━━━ Records shown
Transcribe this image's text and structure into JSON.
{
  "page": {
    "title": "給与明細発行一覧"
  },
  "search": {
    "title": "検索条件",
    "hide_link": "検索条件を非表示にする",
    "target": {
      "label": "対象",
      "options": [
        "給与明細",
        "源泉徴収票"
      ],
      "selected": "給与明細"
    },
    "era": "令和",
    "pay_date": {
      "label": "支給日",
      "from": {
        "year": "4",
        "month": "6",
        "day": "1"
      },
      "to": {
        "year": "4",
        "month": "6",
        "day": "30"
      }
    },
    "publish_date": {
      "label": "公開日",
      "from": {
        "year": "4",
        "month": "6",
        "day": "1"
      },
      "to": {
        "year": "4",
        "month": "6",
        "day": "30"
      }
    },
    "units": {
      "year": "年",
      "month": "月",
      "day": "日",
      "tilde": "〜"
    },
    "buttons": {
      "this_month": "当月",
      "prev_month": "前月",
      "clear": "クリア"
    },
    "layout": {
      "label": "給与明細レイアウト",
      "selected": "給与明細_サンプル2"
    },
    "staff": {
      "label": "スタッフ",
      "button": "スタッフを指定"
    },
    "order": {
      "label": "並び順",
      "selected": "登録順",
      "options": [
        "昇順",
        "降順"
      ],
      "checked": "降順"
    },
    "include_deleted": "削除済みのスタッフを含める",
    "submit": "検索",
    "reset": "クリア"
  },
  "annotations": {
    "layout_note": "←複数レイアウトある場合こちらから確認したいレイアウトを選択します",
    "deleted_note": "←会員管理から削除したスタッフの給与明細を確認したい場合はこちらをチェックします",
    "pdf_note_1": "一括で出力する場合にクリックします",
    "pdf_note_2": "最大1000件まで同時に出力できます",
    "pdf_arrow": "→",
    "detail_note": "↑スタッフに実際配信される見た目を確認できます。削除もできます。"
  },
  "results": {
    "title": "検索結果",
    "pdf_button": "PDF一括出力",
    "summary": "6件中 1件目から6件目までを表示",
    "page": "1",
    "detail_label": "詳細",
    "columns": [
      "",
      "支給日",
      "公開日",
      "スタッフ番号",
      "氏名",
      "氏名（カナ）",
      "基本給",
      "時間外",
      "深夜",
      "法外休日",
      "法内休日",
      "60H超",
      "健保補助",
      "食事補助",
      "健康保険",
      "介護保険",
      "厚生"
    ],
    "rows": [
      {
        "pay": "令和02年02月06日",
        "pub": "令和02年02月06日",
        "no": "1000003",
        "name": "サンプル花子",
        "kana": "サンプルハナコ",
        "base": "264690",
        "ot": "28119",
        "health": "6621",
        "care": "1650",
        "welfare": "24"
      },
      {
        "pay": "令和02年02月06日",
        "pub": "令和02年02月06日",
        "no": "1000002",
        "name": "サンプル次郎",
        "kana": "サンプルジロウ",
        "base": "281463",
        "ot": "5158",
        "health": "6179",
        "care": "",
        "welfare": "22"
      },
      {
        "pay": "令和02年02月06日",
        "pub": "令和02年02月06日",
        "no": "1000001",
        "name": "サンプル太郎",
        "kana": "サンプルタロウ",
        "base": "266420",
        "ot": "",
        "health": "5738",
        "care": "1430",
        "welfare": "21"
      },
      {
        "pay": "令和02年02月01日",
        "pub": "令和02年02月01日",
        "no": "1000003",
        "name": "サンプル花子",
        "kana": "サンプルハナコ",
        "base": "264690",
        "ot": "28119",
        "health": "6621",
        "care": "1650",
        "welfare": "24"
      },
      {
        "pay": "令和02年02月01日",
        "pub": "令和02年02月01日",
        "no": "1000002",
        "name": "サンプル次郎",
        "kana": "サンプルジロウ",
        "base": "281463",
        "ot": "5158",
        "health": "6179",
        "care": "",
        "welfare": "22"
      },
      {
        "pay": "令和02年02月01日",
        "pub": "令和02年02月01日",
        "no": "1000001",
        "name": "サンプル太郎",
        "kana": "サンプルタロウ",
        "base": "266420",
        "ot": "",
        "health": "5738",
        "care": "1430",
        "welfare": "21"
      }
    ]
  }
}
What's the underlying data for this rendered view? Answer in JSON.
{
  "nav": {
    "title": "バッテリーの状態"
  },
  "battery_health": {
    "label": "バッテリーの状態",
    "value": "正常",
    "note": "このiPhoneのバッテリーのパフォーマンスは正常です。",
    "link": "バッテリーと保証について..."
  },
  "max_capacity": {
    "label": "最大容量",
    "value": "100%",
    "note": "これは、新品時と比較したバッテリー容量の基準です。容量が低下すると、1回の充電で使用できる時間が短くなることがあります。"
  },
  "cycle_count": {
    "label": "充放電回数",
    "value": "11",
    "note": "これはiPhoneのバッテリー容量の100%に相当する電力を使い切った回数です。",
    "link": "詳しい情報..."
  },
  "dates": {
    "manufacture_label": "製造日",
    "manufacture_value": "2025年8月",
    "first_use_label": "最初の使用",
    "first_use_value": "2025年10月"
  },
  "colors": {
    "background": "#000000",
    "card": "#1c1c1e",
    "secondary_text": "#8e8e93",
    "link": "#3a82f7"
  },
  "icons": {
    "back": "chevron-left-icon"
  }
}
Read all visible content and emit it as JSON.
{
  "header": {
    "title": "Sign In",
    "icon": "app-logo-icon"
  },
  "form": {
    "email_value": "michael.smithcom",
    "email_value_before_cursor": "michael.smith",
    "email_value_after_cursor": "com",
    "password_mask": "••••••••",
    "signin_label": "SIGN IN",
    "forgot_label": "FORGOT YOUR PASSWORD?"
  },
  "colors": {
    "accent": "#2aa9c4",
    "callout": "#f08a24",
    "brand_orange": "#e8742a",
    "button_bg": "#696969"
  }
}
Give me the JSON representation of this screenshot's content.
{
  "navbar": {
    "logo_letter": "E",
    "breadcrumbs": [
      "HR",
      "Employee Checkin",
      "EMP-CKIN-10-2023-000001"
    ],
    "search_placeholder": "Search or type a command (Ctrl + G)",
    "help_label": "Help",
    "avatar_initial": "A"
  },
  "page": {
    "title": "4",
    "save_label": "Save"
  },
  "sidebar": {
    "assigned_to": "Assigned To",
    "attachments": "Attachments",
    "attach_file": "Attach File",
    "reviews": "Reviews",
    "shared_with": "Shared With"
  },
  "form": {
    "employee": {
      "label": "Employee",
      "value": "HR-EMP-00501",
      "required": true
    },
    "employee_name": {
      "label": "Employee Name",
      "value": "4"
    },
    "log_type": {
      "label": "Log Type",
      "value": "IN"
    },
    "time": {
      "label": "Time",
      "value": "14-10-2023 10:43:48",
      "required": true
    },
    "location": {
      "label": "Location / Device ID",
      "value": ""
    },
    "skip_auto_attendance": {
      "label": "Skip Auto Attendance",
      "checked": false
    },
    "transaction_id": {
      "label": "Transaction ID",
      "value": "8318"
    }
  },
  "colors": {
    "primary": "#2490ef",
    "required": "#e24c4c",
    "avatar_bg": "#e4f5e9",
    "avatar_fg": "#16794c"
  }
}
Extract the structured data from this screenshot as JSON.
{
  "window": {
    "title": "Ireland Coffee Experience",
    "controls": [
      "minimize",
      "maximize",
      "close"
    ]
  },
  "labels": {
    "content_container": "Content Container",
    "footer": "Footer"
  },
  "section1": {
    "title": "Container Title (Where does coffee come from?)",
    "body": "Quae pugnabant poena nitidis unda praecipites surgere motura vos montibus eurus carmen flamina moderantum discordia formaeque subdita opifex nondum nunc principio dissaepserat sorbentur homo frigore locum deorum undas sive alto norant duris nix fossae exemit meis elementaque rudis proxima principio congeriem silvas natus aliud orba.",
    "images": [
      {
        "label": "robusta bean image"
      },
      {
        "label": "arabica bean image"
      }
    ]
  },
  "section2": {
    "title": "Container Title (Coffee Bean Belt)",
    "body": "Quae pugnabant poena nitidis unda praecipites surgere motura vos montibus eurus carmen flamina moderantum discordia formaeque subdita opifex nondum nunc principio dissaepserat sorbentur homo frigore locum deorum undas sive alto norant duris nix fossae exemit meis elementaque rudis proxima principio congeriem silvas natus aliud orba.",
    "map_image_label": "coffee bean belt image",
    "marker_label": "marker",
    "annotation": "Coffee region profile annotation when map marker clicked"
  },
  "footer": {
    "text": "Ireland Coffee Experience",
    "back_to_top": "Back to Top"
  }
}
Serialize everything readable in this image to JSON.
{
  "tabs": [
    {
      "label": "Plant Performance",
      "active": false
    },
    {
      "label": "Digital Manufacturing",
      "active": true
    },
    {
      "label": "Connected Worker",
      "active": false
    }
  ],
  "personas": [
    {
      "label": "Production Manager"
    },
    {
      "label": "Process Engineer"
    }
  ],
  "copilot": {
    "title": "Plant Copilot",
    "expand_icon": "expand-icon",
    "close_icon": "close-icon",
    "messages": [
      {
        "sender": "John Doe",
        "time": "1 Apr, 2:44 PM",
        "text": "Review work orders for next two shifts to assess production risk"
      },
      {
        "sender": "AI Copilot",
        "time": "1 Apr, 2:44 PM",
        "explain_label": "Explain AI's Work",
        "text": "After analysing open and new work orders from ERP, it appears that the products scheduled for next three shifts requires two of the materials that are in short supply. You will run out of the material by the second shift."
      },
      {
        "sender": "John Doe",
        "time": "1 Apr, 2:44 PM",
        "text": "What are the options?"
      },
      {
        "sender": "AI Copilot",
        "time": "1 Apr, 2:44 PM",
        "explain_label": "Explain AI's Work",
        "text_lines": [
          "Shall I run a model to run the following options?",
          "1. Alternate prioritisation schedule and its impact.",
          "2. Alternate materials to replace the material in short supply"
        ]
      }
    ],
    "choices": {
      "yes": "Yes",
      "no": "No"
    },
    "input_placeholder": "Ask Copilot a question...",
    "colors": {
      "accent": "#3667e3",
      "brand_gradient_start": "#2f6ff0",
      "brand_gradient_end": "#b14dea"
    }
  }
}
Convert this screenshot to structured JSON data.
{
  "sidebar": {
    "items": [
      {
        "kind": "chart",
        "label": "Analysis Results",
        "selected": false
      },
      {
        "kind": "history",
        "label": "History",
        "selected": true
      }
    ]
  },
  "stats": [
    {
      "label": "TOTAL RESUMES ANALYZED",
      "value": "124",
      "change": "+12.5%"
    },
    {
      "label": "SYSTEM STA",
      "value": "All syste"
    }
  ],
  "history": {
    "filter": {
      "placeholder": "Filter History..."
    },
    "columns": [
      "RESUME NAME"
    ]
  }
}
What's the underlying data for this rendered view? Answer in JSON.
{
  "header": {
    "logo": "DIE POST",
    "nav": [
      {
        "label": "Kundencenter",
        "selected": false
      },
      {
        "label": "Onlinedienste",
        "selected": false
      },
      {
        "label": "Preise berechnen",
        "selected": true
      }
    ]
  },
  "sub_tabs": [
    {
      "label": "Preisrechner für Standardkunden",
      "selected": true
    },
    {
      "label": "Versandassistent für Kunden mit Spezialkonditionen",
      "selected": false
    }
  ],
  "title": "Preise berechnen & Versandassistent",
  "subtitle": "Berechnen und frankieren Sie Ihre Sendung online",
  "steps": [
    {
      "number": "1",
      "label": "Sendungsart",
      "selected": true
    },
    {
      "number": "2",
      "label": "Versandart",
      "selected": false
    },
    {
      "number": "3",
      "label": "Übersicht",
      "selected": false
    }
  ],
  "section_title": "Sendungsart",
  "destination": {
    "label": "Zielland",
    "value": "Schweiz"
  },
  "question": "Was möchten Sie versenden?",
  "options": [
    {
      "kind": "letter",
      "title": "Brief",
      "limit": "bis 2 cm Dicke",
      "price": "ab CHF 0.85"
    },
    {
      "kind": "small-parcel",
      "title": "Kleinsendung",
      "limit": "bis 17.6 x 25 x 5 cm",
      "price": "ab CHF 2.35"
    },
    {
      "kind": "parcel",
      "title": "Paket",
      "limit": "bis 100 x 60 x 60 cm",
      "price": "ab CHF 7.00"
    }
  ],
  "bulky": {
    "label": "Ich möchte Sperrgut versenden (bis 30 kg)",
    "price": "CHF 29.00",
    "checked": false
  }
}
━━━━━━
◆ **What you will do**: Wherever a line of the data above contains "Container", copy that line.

◆ **Written reply**:
    "content_container": "Content Container",
    "title": "Container Title (Where does coffee come from?)",
    "title": "Container Title (Coffee Bean Belt)",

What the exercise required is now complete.